China grabs market share in lithium batteries

Ningde times new energy technology (CATL), a large Chinese vehicle lithium ion battery company, has shocked the world with its medium-term vision. It proposes to have 50GWh capacity by 2020, nearly double global demand. First, it will invest 10 billion yuan jointly with Shanghai automobile to build a factory with an annual output of 10GWh in changzhou, jiangsu province.

A survey by Japan's yano institute of economics showed that as of 2016, Chinese manufacturers had the largest share of the global market for on-board lithium ion batteries, with a market share of more than 60 percent. Japan, no. 2, has more than 20% of the market, while South Korea has less than 10%. "In terms of battery capacity shipped in 2016, Chinese manufacturers dominated the top five," said mitsuki fujita of Japanese Research firm Techno Systems Research.
China's national strategy to revitalize electric vehicles has underpinned the company's aggressive expansion policy. China has put forward a policy to popularize 5 million all-electric vehicles and other new-energy vehicles by 2020. Following Britain and France, there is talk of a future ban on petrol cars. China accounts for 51 per cent of global sales of electric passenger cars, according to Fuji economics. Most of these vehicles are thought to carry domestically produced batteries, which are supported by strong domestic demand.

Targeting Chinese demand, South Korea's LG chem and samsung SDI opened new factories in China in 2015. But Beijing excluded them from subsidies and orders for new factories did not rise.

The prototype lithium-ion battery was created by the Japanese, and SONY was the first in the world to make it practical in 1991. Japanese companies have a large number of patents on materials and manufacturing processes, and are better off with cutting-edge technology that improves both energy density and safety.

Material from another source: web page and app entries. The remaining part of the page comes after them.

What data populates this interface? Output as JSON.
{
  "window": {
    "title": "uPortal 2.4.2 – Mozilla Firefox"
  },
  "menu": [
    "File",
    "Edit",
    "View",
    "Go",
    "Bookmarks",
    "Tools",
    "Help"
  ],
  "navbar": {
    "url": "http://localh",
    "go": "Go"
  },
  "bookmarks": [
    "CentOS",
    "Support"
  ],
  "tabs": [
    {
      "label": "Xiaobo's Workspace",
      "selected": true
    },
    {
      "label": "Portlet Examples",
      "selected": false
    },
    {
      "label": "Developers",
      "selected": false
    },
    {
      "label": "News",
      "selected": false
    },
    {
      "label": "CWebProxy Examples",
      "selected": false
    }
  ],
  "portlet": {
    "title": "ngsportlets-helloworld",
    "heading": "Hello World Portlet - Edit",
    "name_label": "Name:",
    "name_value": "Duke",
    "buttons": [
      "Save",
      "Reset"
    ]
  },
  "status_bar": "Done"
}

The Japanese, American and European markets are the main battleground in the competition for cutting-edge battery technology for passenger cars, and Japanese and Korean companies basically monopolize this market. Among Japanese companies, only panasonic has retained some strength. Panasonic has teamed up with tesla to build a massive $5 billion factory in the United States. Panasonic has invested heavily in battery equipment and will open a new plant in dalian in 2017.

Beijing is trying to break Japan's and South Korea's dominance

In an effort to improve the technology of its battery makers, China announced in March 2017 guidelines on subsidies for research and development of high-performance batteries. The hope is to cultivate domestic battery companies so that their products can be selected by Japanese, American and European car companies and overcome the disadvantage that Chinese battery companies have only domestic advantages. BMW's recent decision to use ningde-era batteries could be a breakthrough into the traditional turf of Japanese and Korean companies.

The era of battery competitiveness is coming, and the industry is growing. If they lag behind China in size and technology, Japanese companies will lose competitiveness. But widespread adoption of electric vehicles will require technological advances such as all-solid batteries, which are seen as key to the next generation. The race is not over yet.